Sadly, Powell records no dealings between Aubrey and his contemporary Abraham Cowley. The name of Great Secret Miss was taken from one of Cowley’s poems and Amy and I are both great fans of his.
The first edition of Powell’s Aubrey book was published in 1948 when the wartime austerity measures adopted in the publishing industry were still in force. It says so. Nevertheless it is an immensely elegant book, with its minimal dust cover, its stitched pages and its traditional type-setting. Wartime austerity measures or not, when books are printed like this these days they are self-consciously marketed as craft products.
The publisher was Eyre & Spottiswoode. From my earliest years I have been accustomed to thinking of Eyre & Spottiswoode as one of the great publishing houses, and I had sort of assumed without really considering the matter that it still was. However it appears to have been absorbed like so many other imprints into one of the publishing megaliths and I don’t believe that Eyre & Spottiswoode books are to be found any more – at any rate new ones.
This is quite sad, but it is particularly a shame for a personal reason. A joke is about to disappear over the event horizon and I had better record it before it is too late.
I was brought up in a village in the Surrey hills. In the 1920s, two things happened there.
The first was that they raised some money to build a village hall to commemorate the men of the village who had died in the recently ended World War. They raised some money but not enough.
The second was that someone called Spottiswoode died, leaving a sum of money to build a village hall to commemorate himself, or, as it may have been, herself. It too was insufficient.
The village elders, practical farmers then rather than investment bankers and superannuated pop stars as it would be now, did the sensible thing and combined the two funds to build a single viable village hall. It was called The War & Spottiswoode Memorial Hall. This caused decades of wholesome amusement to my father, and, when I first became familiar with the publisher’s imprint (on if I recall rightly a library copy of Titus Groan), to me too.
Of course the echo of the publisher is not the only reason why calling a building The War & Spottiswoode Memorial Hall is funny, but I think that it’s necessary to make the thing memorable.
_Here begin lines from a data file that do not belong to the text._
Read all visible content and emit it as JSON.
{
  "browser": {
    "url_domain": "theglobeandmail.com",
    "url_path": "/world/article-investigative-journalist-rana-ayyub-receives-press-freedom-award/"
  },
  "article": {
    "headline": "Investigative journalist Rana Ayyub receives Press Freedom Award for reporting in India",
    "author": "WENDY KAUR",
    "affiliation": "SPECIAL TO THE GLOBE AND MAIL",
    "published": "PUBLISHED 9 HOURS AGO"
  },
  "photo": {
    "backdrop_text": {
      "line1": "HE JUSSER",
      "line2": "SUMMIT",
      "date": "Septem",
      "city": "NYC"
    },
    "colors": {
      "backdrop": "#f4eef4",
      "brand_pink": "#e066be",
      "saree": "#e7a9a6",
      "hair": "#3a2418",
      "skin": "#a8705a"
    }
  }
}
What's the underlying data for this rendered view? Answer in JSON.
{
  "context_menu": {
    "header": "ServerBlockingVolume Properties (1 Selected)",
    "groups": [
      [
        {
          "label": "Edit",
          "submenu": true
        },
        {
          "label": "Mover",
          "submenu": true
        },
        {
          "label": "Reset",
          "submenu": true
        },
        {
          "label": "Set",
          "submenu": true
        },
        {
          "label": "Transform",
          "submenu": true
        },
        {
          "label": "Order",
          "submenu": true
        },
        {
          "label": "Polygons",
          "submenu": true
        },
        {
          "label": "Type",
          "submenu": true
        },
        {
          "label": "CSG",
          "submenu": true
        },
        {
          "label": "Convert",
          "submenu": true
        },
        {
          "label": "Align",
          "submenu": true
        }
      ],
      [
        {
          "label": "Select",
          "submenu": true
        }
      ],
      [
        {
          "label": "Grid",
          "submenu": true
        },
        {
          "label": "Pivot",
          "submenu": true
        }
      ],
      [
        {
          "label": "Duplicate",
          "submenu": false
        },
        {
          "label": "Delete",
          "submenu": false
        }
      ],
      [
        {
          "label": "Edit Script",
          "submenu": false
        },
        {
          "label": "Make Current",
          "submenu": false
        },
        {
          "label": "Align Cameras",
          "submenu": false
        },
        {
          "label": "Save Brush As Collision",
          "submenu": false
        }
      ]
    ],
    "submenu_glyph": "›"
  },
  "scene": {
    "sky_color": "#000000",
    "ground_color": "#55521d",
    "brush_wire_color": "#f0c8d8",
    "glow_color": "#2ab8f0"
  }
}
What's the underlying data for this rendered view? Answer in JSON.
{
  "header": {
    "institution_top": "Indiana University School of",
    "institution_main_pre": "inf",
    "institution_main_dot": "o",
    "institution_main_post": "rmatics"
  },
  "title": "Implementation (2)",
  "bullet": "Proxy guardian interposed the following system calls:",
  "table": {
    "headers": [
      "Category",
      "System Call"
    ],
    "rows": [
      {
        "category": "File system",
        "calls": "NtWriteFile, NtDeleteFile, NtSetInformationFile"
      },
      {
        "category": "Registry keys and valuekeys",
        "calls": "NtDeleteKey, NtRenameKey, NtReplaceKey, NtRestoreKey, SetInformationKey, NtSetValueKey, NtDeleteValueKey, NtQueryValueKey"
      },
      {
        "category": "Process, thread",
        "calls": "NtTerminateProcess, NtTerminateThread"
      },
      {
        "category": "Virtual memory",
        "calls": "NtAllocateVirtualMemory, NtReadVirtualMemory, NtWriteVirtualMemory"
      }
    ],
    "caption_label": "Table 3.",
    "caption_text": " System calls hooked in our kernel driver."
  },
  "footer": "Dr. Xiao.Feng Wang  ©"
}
It is still called The War & Spottiswoode Memorial Hall. The investment bankers and superannuated pop stars tend not to pick up literary references anyway. If you refer in conversation even to such a famous, modern and middle-brow figure as J K Rowling they will look puzzled and then politely correct you. No, ‘J P Morgan’, they will say. But even among the cultured the name of the hall will raise a wry smile only among those of a certain age. And that seems sad to me. Wry smiles are not to be sneezed at, in these terrible times.